The use of natural materials, warm colors and defined spaces within the entry area all give the lobby a comfortable, residential feel at the Wheat Ridge Recreation Center in Wheat Ridge, Colo. Porcelain flooring tile, limited use of stone, indirect lighting, warm paint colors and public art are integrated into the design. The sandstone tiles over the arch and circling the lobby walls are carvings done by local children.

The aesthetic, relaxing power of reflected light makes it a very popular tool in the designer's efforts to enliven a space. Avoiding the downward hard-light effect of a single sodium bulb is a step in the right direction. Patrons of both public and private facilities no longer tolerate the warehouse-feel of yesteryear in their health facilities; they want welcoming, comforting and attractive decor that make them feel they are an appreciated, valued member.

Multiple light sources and lighting techniques in a room not only create a mood but define different spaces: task lighting such as small suspended pendant fixtures over a circulation desk, general lighting from recessed fixtures, firelight from a fireplace near the lounge, and reflective lighting over focal points like art that add a welcoming "wow" factor to important, high-use spaces like entries and locker rooms. Dimmer switches and lighting sensors are not only economical uses of energy but can adjust to the changing programming needs of a space as well.

Even more simple changes like investing in new light fixtures or adding sconces to locker room mirrors can quickly transform a room's look and feel. Avoid the temptation, whether in designing a new facility or jazzing up an existing one, to put lighting on the financial back burner.

"Probably the biggest mistake facilities make is not investing enough money on lighting," says John Burchard, director of interiors and interior specialist at DeStefano Keating Partners. "That's not what you should be cutting."

There's No Place Like Home

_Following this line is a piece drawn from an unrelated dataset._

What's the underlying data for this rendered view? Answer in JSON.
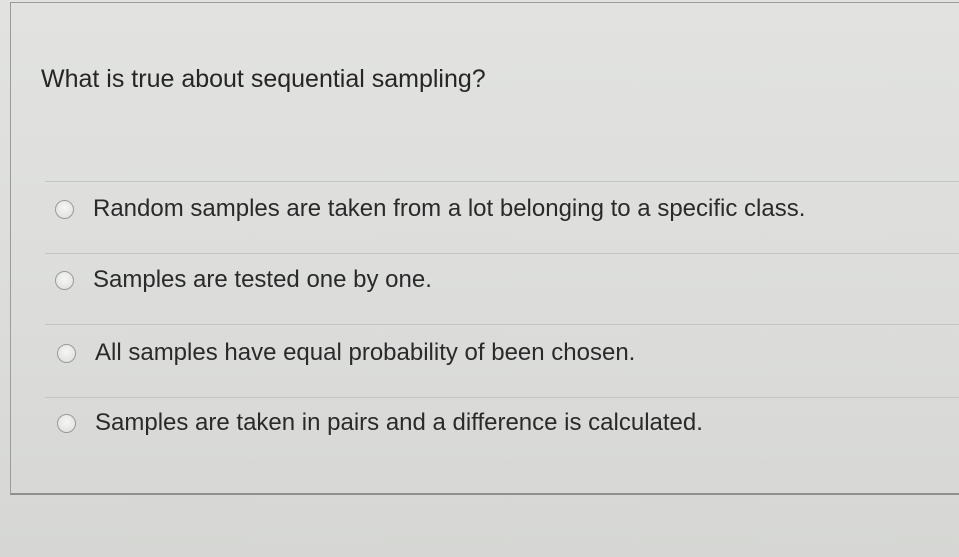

From an operational standpoint, getting people to want to spend more time in your facility will most likely result in higher revenues. Making your facility welcoming and attractive with lounging areas is one way to help ensure that they'll want to stick around even after the workout is over. A retail kind of super-mall doesn't fill the bill nearly as well as the comforts of home.

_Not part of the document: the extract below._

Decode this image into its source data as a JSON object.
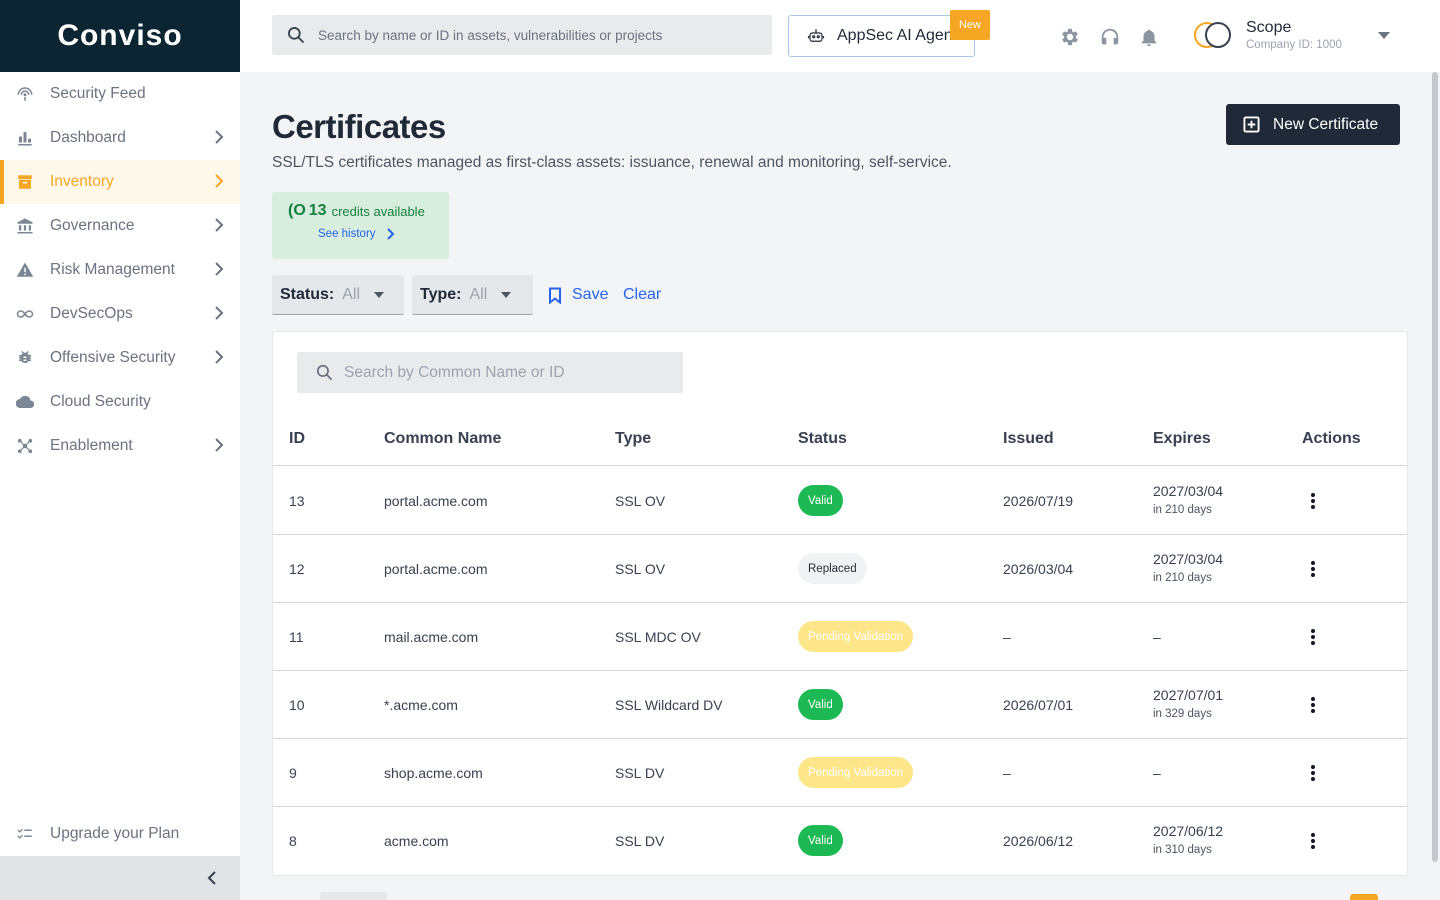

"Try to make a place where people want to come together, a gathering place, a living room," says Craig Bouck, principal of Barker Rinker Seacat Architecture of Denver. "Promote the idea that it's warm, friendly—a place that appeals to all generations with no 'lowest common denominator' feeling."

Lobbies, lounges and locker rooms are taking on a more residential feel that makes people comfortable and enables them to use a facility for more than a workout. A residential-style facility becomes the place to meet for coffee, to take advantage of the other amenities offered, to spend hours instead minutes. A home away from home.

"We get comments all the time from our members that they wish their living rooms looked like our waiting areas," says Mike Brown, senior vice president of operations at Life Time Fitness of Chicago. "They wish that their bathrooms looked like our locker rooms. It's beautiful space that you see in the finer homes."